■ WHAT THE EXERCISE ASKS:
All of the listing is to be written out word for word, with the pictures left out.
= Beginning of Section =
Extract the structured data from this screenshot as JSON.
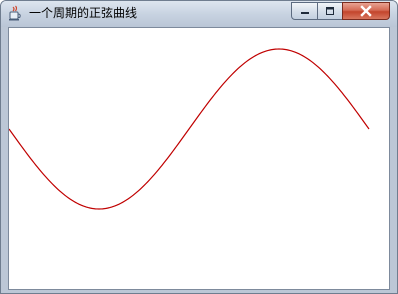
{
  "window": {
    "title": "一个周期的正弦曲线"
  },
  "icons": {
    "app": "java-cup-icon",
    "minimize": "minimize-icon",
    "maximize": "maximize-icon",
    "close": "close-icon"
  },
  "colors": {
    "curve": "#c00000",
    "canvas_background": "#ffffff"
  },
  "plot": {
    "function": "sine",
    "periods": 1
  }
}
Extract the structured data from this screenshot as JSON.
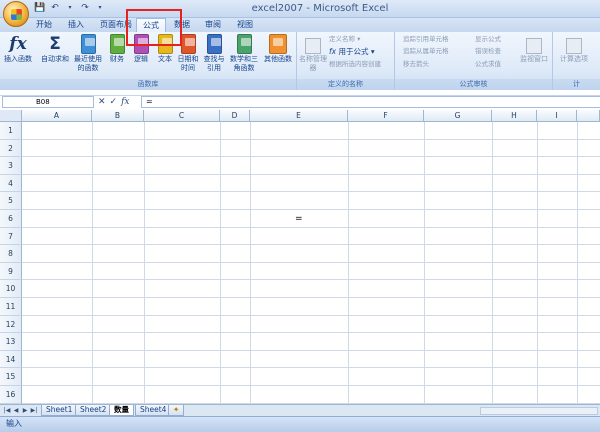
{
  "window": {
    "title": "excel2007 - Microsoft Excel"
  },
  "qat": {
    "save_icon": "save-icon",
    "undo_icon": "undo-icon",
    "redo_icon": "redo-icon"
  },
  "tabs": [
    {
      "label": "开始"
    },
    {
      "label": "插入"
    },
    {
      "label": "页面布局"
    },
    {
      "label": "公式"
    },
    {
      "label": "数据"
    },
    {
      "label": "审阅"
    },
    {
      "label": "视图"
    }
  ],
  "ribbon": {
    "function_library": {
      "label": "函数库",
      "insert_function": "插入函数",
      "autosum": "自动求和",
      "recent": "最近使用的函数",
      "financial": "财务",
      "logical": "逻辑",
      "text": "文本",
      "datetime": "日期和时间",
      "lookup": "查找与引用",
      "math": "数学和三角函数",
      "more": "其他函数"
    },
    "defined_names": {
      "label": "定义的名称",
      "name_manager": "名称管理器",
      "define_name": "定义名称",
      "use_in_formula": "用于公式",
      "create_from_selection": "根据所选内容创建"
    },
    "formula_auditing": {
      "label": "公式审核",
      "trace_precedents": "追踪引用单元格",
      "trace_dependents": "追踪从属单元格",
      "remove_arrows": "移去箭头",
      "show_formulas": "显示公式",
      "error_checking": "错误检查",
      "evaluate_formula": "公式求值",
      "watch_window": "监视窗口"
    },
    "calculation": {
      "label": "计",
      "calc_options": "计算选项"
    }
  },
  "formula_bar": {
    "name_box": "B08",
    "fx": "fx",
    "content": "="
  },
  "grid": {
    "columns": [
      "A",
      "B",
      "C",
      "D",
      "E",
      "F",
      "G",
      "H",
      "I"
    ],
    "rows": [
      "1",
      "2",
      "3",
      "4",
      "5",
      "6",
      "7",
      "8",
      "9",
      "10",
      "11",
      "12",
      "13",
      "14",
      "15",
      "16"
    ],
    "cell_text": "="
  },
  "sheets": [
    {
      "label": "Sheet1"
    },
    {
      "label": "Sheet2"
    },
    {
      "label": "数量"
    },
    {
      "label": "Sheet4"
    }
  ],
  "status": {
    "mode": "输入"
  },
  "colors": {
    "highlight_box": "#e8211f",
    "ribbon_bg": "#dde9f8"
  }
}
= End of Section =
■ EXERCISE RESPONSE:
Extract the structured data from this screenshot as JSON.
{
  "window": {
    "title": "一个周期的正弦曲线"
  },
  "icons": {
    "app": "java-cup-icon",
    "minimize": "minimize-icon",
    "maximize": "maximize-icon",
    "close": "close-icon"
  },
  "colors": {
    "curve": "#c00000",
    "canvas_background": "#ffffff"
  },
  "plot": {
    "function": "sine",
    "periods": 1
  }
}
Extract the structured data from this screenshot as JSON.
{
  "window": {
    "title": "excel2007 - Microsoft Excel"
  },
  "qat": {
    "save_icon": "save-icon",
    "undo_icon": "undo-icon",
    "redo_icon": "redo-icon"
  },
  "tabs": [
    {
      "label": "开始"
    },
    {
      "label": "插入"
    },
    {
      "label": "页面布局"
    },
    {
      "label": "公式"
    },
    {
      "label": "数据"
    },
    {
      "label": "审阅"
    },
    {
      "label": "视图"
    }
  ],
  "ribbon": {
    "function_library": {
      "label": "函数库",
      "insert_function": "插入函数",
      "autosum": "自动求和",
      "recent": "最近使用的函数",
      "financial": "财务",
      "logical": "逻辑",
      "text": "文本",
      "datetime": "日期和时间",
      "lookup": "查找与引用",
      "math": "数学和三角函数",
      "more": "其他函数"
    },
    "defined_names": {
      "label": "定义的名称",
      "name_manager": "名称管理器",
      "define_name": "定义名称",
      "use_in_formula": "用于公式",
      "create_from_selection": "根据所选内容创建"
    },
    "formula_auditing": {
      "label": "公式审核",
      "trace_precedents": "追踪引用单元格",
      "trace_dependents": "追踪从属单元格",
      "remove_arrows": "移去箭头",
      "show_formulas": "显示公式",
      "error_checking": "错误检查",
      "evaluate_formula": "公式求值",
      "watch_window": "监视窗口"
    },
    "calculation": {
      "label": "计",
      "calc_options": "计算选项"
    }
  },
  "formula_bar": {
    "name_box": "B08",
    "fx": "fx",
    "content": "="
  },
  "grid": {
    "columns": [
      "A",
      "B",
      "C",
      "D",
      "E",
      "F",
      "G",
      "H",
      "I"
    ],
    "rows": [
      "1",
      "2",
      "3",
      "4",
      "5",
      "6",
      "7",
      "8",
      "9",
      "10",
      "11",
      "12",
      "13",
      "14",
      "15",
      "16"
    ],
    "cell_text": "="
  },
  "sheets": [
    {
      "label": "Sheet1"
    },
    {
      "label": "Sheet2"
    },
    {
      "label": "数量"
    },
    {
      "label": "Sheet4"
    }
  ],
  "status": {
    "mode": "输入"
  },
  "colors": {
    "highlight_box": "#e8211f",
    "ribbon_bg": "#dde9f8"
  }
}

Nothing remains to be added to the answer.